Copy everything in the records, character for character, except images.
Start of Dataset excerpts
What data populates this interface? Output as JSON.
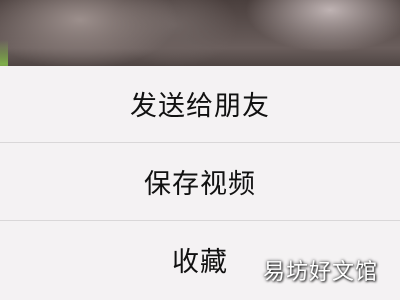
{
  "action_sheet": {
    "options": [
      {
        "label": "发送给朋友"
      },
      {
        "label": "保存视频"
      },
      {
        "label": "收藏"
      }
    ]
  },
  "watermark": {
    "text": "易坊好文馆"
  },
  "colors": {
    "sheet_background": "#f4f2f3",
    "divider": "#d9d7d8",
    "text": "#111111"
  }
}
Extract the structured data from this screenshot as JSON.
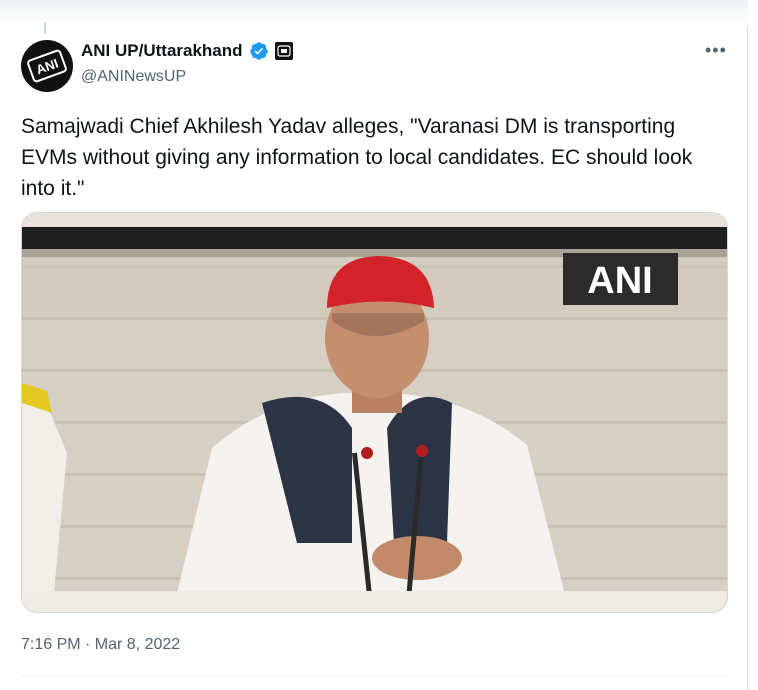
{
  "tweet": {
    "author_name": "ANI UP/Uttarakhand",
    "handle": "@ANINewsUP",
    "avatar_text": "ANI",
    "text": "Samajwadi Chief Akhilesh Yadav alleges, \"Varanasi DM is transporting EVMs without giving any information to local candidates. EC should look into it.\"",
    "media_watermark": "ANI",
    "timestamp": "7:16 PM · Mar 8, 2022",
    "more_label": "•••"
  },
  "icons": {
    "verified": "verified-badge-icon",
    "affiliate": "ani-affiliate-badge-icon",
    "more": "more-options-icon"
  },
  "colors": {
    "verified_blue": "#1d9bf0",
    "muted_text": "#536471",
    "text": "#0f1419"
  }
}
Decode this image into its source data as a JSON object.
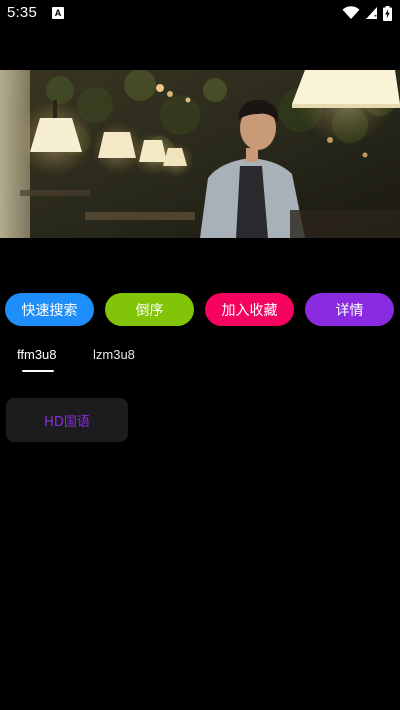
{
  "status_bar": {
    "time": "5:35",
    "app_icon_glyph": "A",
    "icons": [
      "wifi-icon",
      "cellular-signal-icon",
      "battery-charging-icon"
    ]
  },
  "video": {
    "description_icon": "video-player"
  },
  "actions": [
    {
      "label": "快速搜索",
      "color": "#1e8ffa"
    },
    {
      "label": "倒序",
      "color": "#82c408"
    },
    {
      "label": "加入收藏",
      "color": "#f5045f"
    },
    {
      "label": "详情",
      "color": "#8a2be2"
    }
  ],
  "tabs": [
    {
      "label": "ffm3u8",
      "selected": true
    },
    {
      "label": "lzm3u8",
      "selected": false
    }
  ],
  "episodes": [
    {
      "label": "HD国语",
      "color": "#8a2be2"
    }
  ],
  "colors": {
    "background": "#000000",
    "chip_background": "#1c1c1e",
    "tab_active": "#ffffff",
    "tab_inactive": "#e6e6e6"
  }
}
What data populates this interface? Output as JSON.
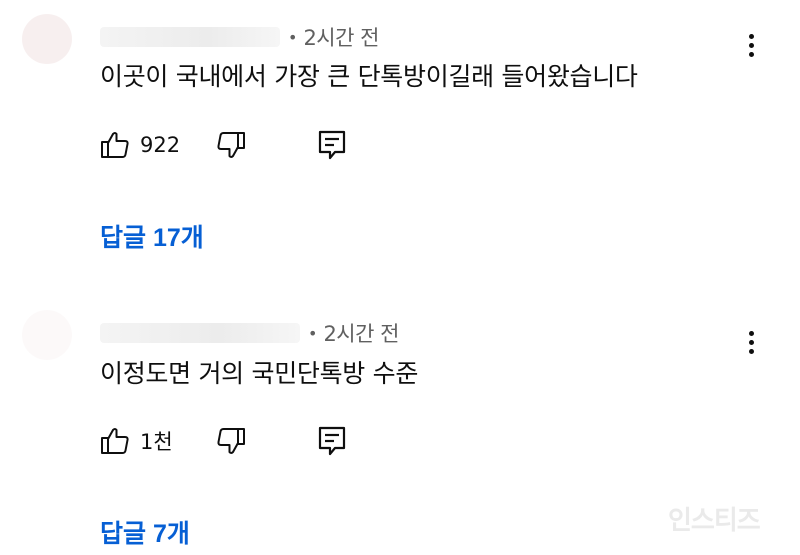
{
  "comments": [
    {
      "author": "",
      "time": "2시간 전",
      "separator": "•",
      "text": "이곳이 국내에서 가장 큰 단톡방이길래 들어왔습니다",
      "like_count": "922",
      "replies_label": "답글 17개",
      "icons": {
        "like": "thumbs-up-icon",
        "dislike": "thumbs-down-icon",
        "reply": "reply-icon",
        "more": "more-vertical-icon"
      }
    },
    {
      "author": "",
      "time": "2시간 전",
      "separator": "•",
      "text": "이정도면 거의 국민단톡방 수준",
      "like_count": "1천",
      "replies_label": "답글 7개",
      "icons": {
        "like": "thumbs-up-icon",
        "dislike": "thumbs-down-icon",
        "reply": "reply-icon",
        "more": "more-vertical-icon"
      }
    }
  ],
  "watermark": "인스티즈",
  "colors": {
    "reply_link": "#065fd4",
    "meta_text": "#606060",
    "body_text": "#0f0f0f"
  }
}
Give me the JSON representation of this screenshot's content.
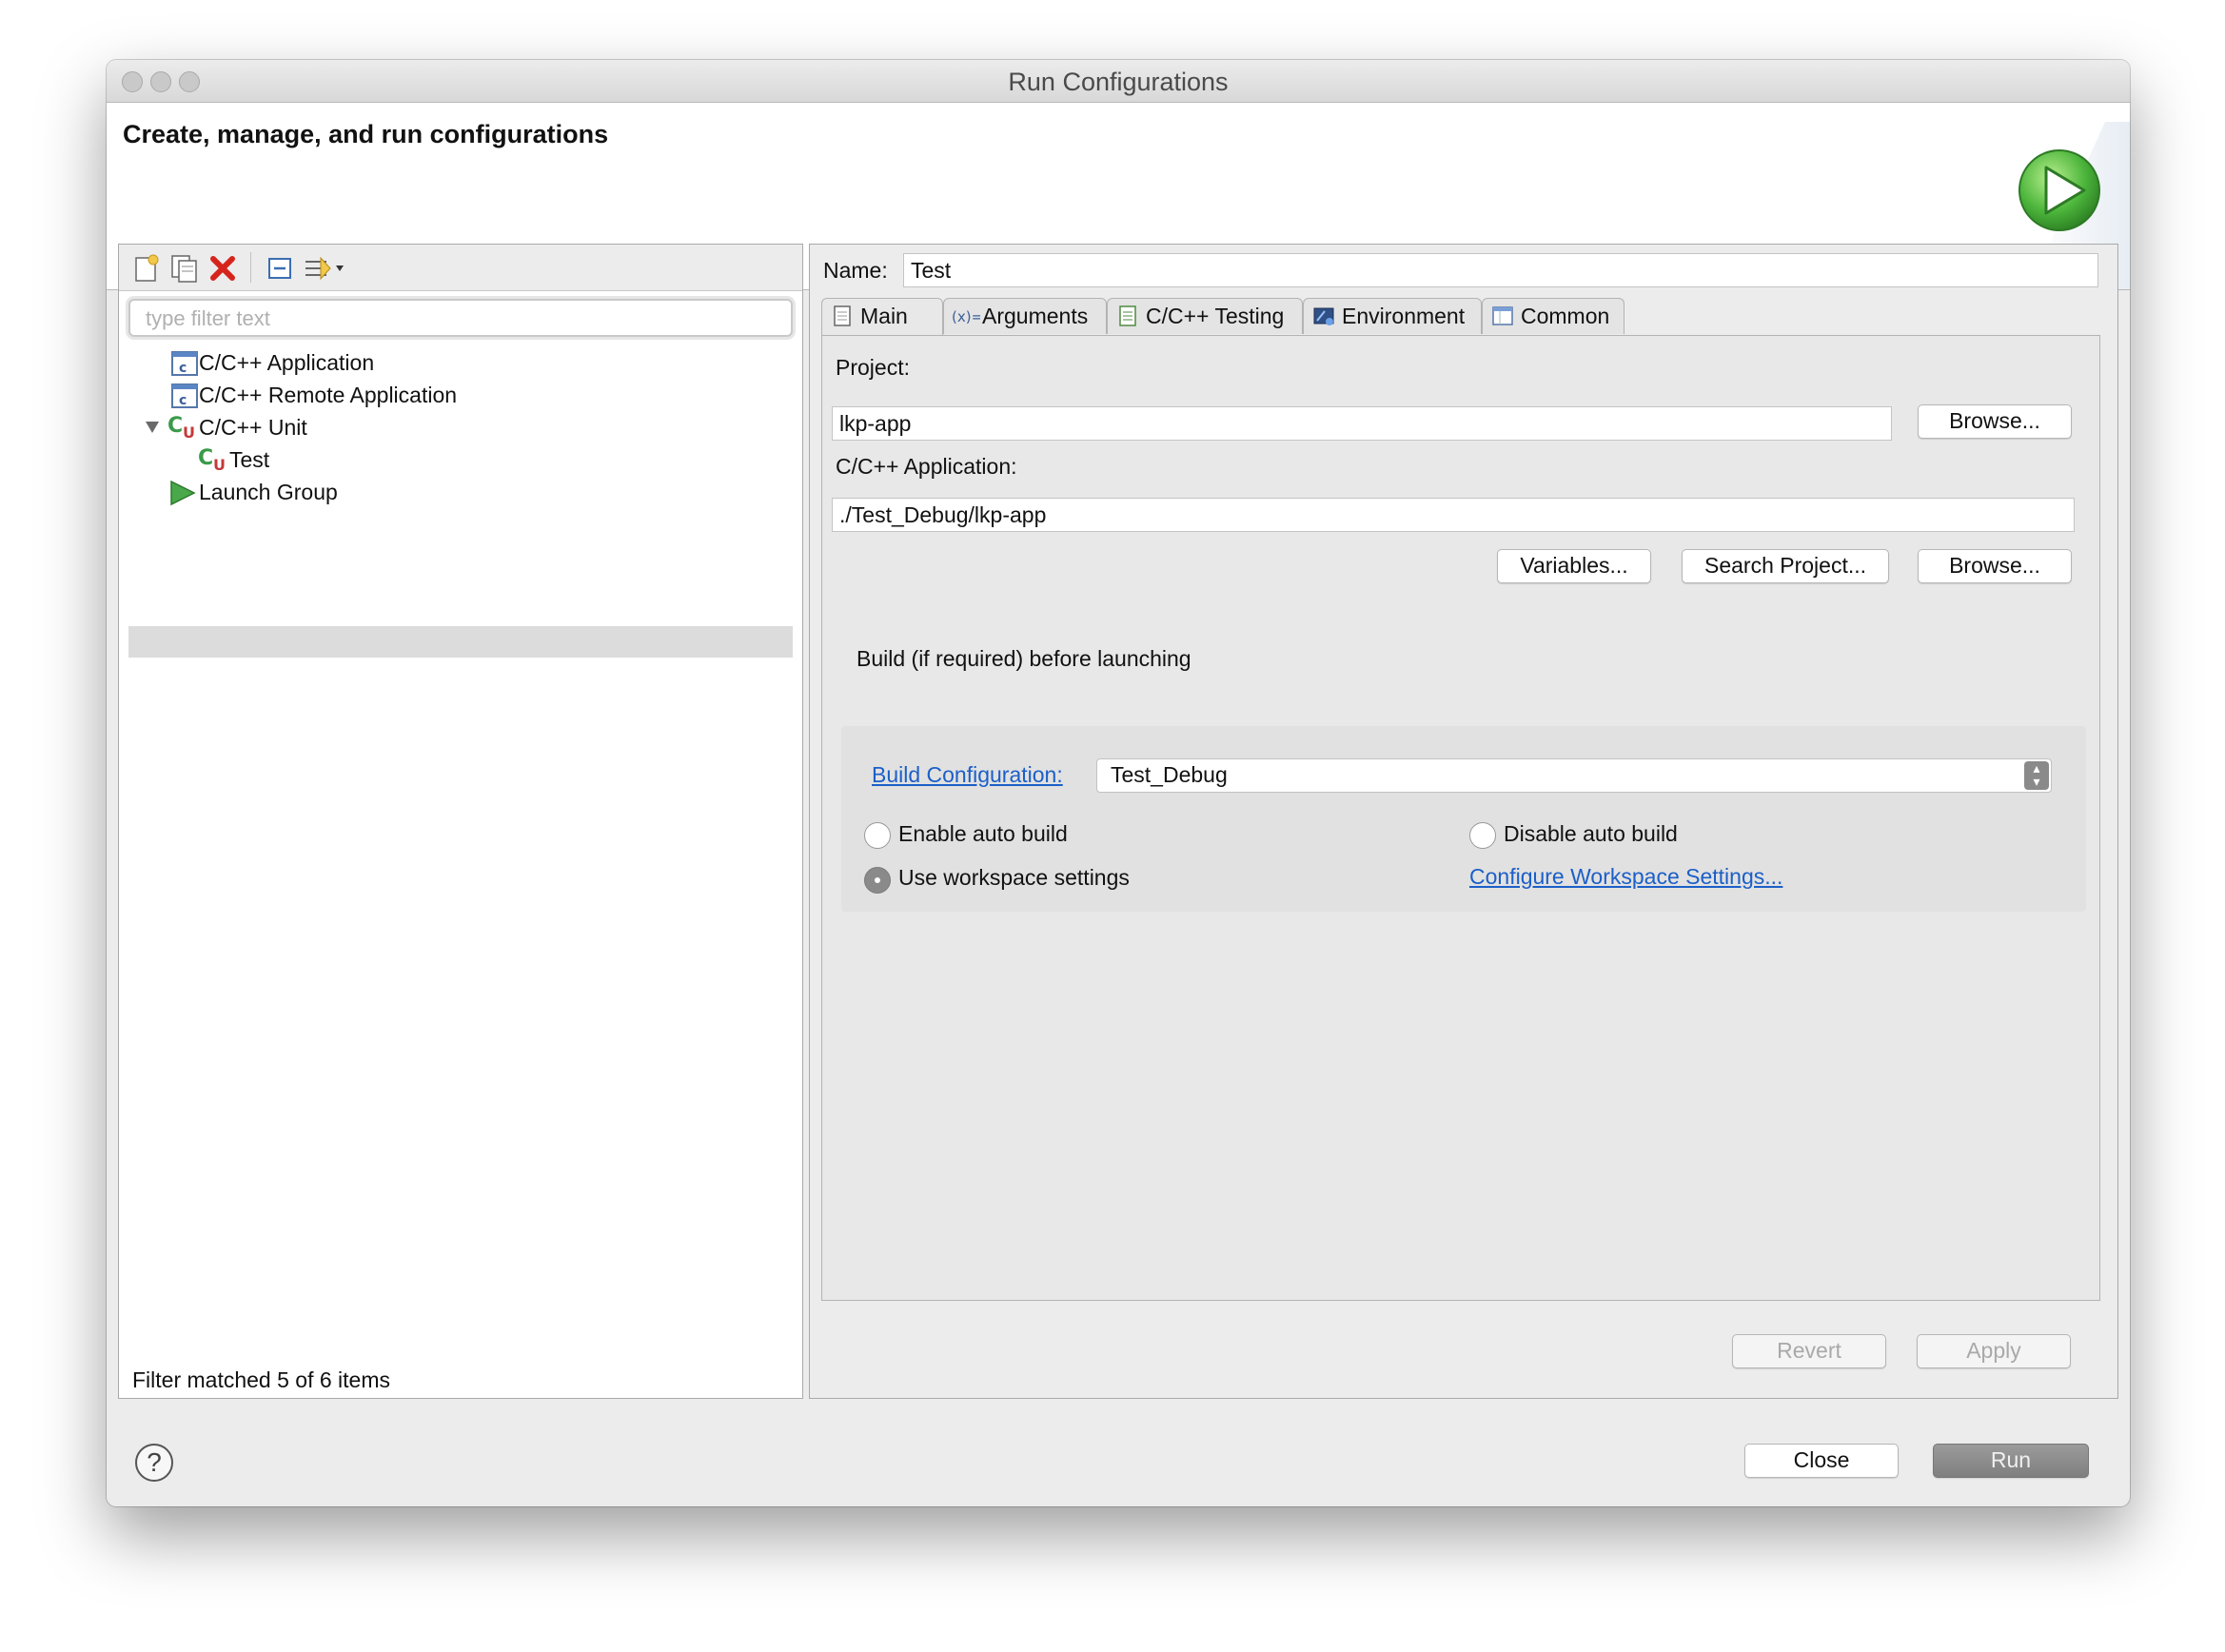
{
  "window": {
    "title": "Run Configurations",
    "header_title": "Create, manage, and run configurations"
  },
  "left": {
    "toolbar": [
      "new-config-icon",
      "duplicate-icon",
      "delete-icon",
      "collapse-all-icon",
      "filter-icon"
    ],
    "filter_placeholder": "type filter text",
    "tree": {
      "cpp_application": "C/C++ Application",
      "cpp_remote_application": "C/C++ Remote Application",
      "cpp_unit": "C/C++ Unit",
      "test": "Test",
      "launch_group": "Launch Group"
    },
    "status": "Filter matched 5 of 6 items"
  },
  "right": {
    "name_label": "Name:",
    "name_value": "Test",
    "tabs": [
      "Main",
      "Arguments",
      "C/C++ Testing",
      "Environment",
      "Common"
    ],
    "project_label": "Project:",
    "project_value": "lkp-app",
    "browse_label": "Browse...",
    "application_label": "C/C++ Application:",
    "application_value": "./Test_Debug/lkp-app",
    "variables_label": "Variables...",
    "search_project_label": "Search Project...",
    "browse2_label": "Browse...",
    "build_section_label": "Build (if required) before launching",
    "build_config_link": "Build Configuration:",
    "build_config_value": "Test_Debug",
    "enable_auto_build": "Enable auto build",
    "disable_auto_build": "Disable auto build",
    "use_workspace_settings": "Use workspace settings",
    "configure_workspace_link": "Configure Workspace Settings...",
    "revert_label": "Revert",
    "apply_label": "Apply"
  },
  "footer": {
    "help_icon": "?",
    "close_label": "Close",
    "run_label": "Run"
  },
  "colors": {
    "link": "#1b5fc8",
    "run_green": "#3aa336",
    "selection": "#dcdcdc"
  }
}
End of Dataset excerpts
- Exercise output:
What data populates this interface? Output as JSON.
{
  "action_sheet": {
    "options": [
      {
        "label": "发送给朋友"
      },
      {
        "label": "保存视频"
      },
      {
        "label": "收藏"
      }
    ]
  },
  "watermark": {
    "text": "易坊好文馆"
  },
  "colors": {
    "sheet_background": "#f4f2f3",
    "divider": "#d9d7d8",
    "text": "#111111"
  }
}
Extract the structured data from this screenshot as JSON.
{
  "tweet": {
    "author_name": "ANI UP/Uttarakhand",
    "handle": "@ANINewsUP",
    "avatar_text": "ANI",
    "text": "Samajwadi Chief Akhilesh Yadav alleges, \"Varanasi DM is transporting EVMs without giving any information to local candidates. EC should look into it.\"",
    "media_watermark": "ANI",
    "timestamp": "7:16 PM · Mar 8, 2022",
    "more_label": "•••"
  },
  "icons": {
    "verified": "verified-badge-icon",
    "affiliate": "ani-affiliate-badge-icon",
    "more": "more-options-icon"
  },
  "colors": {
    "verified_blue": "#1d9bf0",
    "muted_text": "#536471",
    "text": "#0f1419"
  }
}
Decode this image into its source data as a JSON object.
{
  "status_bar": {
    "time": "5:35",
    "app_icon_glyph": "A",
    "icons": [
      "wifi-icon",
      "cellular-signal-icon",
      "battery-charging-icon"
    ]
  },
  "video": {
    "description_icon": "video-player"
  },
  "actions": [
    {
      "label": "快速搜索",
      "color": "#1e8ffa"
    },
    {
      "label": "倒序",
      "color": "#82c408"
    },
    {
      "label": "加入收藏",
      "color": "#f5045f"
    },
    {
      "label": "详情",
      "color": "#8a2be2"
    }
  ],
  "tabs": [
    {
      "label": "ffm3u8",
      "selected": true
    },
    {
      "label": "lzm3u8",
      "selected": false
    }
  ],
  "episodes": [
    {
      "label": "HD国语",
      "color": "#8a2be2"
    }
  ],
  "colors": {
    "background": "#000000",
    "chip_background": "#1c1c1e",
    "tab_active": "#ffffff",
    "tab_inactive": "#e6e6e6"
  }
}
What data populates this interface? Output as JSON.
{
  "comments": [
    {
      "author": "",
      "time": "2시간 전",
      "separator": "•",
      "text": "이곳이 국내에서 가장 큰 단톡방이길래 들어왔습니다",
      "like_count": "922",
      "replies_label": "답글 17개",
      "icons": {
        "like": "thumbs-up-icon",
        "dislike": "thumbs-down-icon",
        "reply": "reply-icon",
        "more": "more-vertical-icon"
      }
    },
    {
      "author": "",
      "time": "2시간 전",
      "separator": "•",
      "text": "이정도면 거의 국민단톡방 수준",
      "like_count": "1천",
      "replies_label": "답글 7개",
      "icons": {
        "like": "thumbs-up-icon",
        "dislike": "thumbs-down-icon",
        "reply": "reply-icon",
        "more": "more-vertical-icon"
      }
    }
  ],
  "watermark": "인스티즈",
  "colors": {
    "reply_link": "#065fd4",
    "meta_text": "#606060",
    "body_text": "#0f0f0f"
  }
}
Give me the JSON representation of this screenshot's content.
{
  "window": {
    "title": "Run Configurations",
    "header_title": "Create, manage, and run configurations"
  },
  "left": {
    "toolbar": [
      "new-config-icon",
      "duplicate-icon",
      "delete-icon",
      "collapse-all-icon",
      "filter-icon"
    ],
    "filter_placeholder": "type filter text",
    "tree": {
      "cpp_application": "C/C++ Application",
      "cpp_remote_application": "C/C++ Remote Application",
      "cpp_unit": "C/C++ Unit",
      "test": "Test",
      "launch_group": "Launch Group"
    },
    "status": "Filter matched 5 of 6 items"
  },
  "right": {
    "name_label": "Name:",
    "name_value": "Test",
    "tabs": [
      "Main",
      "Arguments",
      "C/C++ Testing",
      "Environment",
      "Common"
    ],
    "project_label": "Project:",
    "project_value": "lkp-app",
    "browse_label": "Browse...",
    "application_label": "C/C++ Application:",
    "application_value": "./Test_Debug/lkp-app",
    "variables_label": "Variables...",
    "search_project_label": "Search Project...",
    "browse2_label": "Browse...",
    "build_section_label": "Build (if required) before launching",
    "build_config_link": "Build Configuration:",
    "build_config_value": "Test_Debug",
    "enable_auto_build": "Enable auto build",
    "disable_auto_build": "Disable auto build",
    "use_workspace_settings": "Use workspace settings",
    "configure_workspace_link": "Configure Workspace Settings...",
    "revert_label": "Revert",
    "apply_label": "Apply"
  },
  "footer": {
    "help_icon": "?",
    "close_label": "Close",
    "run_label": "Run"
  },
  "colors": {
    "link": "#1b5fc8",
    "run_green": "#3aa336",
    "selection": "#dcdcdc"
  }
}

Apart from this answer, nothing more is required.